*ACTIVITY*:
Scan the records for the string "Indice". State how many lines contain it and add nothing.

*RECORDS TO USE*:

****************************************

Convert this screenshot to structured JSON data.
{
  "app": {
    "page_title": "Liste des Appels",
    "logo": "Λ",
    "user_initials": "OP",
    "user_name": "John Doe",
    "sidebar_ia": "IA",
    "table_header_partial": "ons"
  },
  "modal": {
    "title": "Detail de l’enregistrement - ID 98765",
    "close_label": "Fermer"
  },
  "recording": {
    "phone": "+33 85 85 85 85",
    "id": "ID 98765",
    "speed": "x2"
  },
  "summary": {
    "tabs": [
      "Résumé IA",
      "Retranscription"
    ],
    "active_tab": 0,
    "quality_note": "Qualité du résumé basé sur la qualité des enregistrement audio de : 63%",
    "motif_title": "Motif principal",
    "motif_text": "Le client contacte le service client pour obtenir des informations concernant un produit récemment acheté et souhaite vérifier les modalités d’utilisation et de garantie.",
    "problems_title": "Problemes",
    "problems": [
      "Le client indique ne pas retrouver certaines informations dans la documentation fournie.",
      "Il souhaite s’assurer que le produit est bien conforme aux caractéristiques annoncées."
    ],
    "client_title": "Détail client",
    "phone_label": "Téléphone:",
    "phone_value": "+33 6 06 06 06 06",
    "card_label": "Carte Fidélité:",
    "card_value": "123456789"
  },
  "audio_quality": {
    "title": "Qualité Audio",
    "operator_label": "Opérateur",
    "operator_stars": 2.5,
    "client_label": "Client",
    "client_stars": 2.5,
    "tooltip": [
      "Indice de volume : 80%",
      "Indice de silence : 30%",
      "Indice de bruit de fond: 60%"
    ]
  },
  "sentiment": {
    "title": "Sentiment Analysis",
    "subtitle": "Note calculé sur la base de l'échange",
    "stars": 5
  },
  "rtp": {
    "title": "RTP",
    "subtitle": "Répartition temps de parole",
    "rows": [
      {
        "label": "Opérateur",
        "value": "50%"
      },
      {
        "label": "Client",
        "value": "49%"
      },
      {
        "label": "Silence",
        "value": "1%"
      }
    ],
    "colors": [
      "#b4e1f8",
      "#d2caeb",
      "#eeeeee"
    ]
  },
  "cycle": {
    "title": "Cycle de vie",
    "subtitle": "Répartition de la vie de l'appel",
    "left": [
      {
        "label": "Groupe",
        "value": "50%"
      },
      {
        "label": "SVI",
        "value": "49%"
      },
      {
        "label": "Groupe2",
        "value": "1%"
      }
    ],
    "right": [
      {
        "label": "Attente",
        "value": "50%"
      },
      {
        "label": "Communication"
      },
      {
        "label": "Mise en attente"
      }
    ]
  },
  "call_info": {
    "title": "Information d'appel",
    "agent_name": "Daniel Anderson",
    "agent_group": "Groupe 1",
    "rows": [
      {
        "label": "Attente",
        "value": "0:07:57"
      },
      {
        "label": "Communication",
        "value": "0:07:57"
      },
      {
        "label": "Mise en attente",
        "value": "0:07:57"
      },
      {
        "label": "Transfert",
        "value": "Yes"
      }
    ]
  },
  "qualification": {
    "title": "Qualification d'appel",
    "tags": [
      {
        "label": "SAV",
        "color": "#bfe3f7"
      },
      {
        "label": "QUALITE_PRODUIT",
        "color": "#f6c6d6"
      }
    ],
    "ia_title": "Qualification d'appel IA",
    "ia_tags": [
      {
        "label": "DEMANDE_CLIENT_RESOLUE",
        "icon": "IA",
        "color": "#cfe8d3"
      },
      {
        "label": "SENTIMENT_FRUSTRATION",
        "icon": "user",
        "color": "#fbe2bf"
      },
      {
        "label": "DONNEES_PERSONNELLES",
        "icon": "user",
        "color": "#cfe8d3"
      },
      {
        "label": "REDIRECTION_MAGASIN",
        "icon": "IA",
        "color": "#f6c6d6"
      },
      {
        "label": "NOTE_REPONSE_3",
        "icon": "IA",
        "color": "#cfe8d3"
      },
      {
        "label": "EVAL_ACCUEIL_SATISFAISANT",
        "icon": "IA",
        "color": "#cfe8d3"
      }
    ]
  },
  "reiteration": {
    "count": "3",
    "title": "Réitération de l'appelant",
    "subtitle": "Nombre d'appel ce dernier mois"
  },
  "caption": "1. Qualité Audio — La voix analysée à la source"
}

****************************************

*EXPECTED OUTPUT*:
3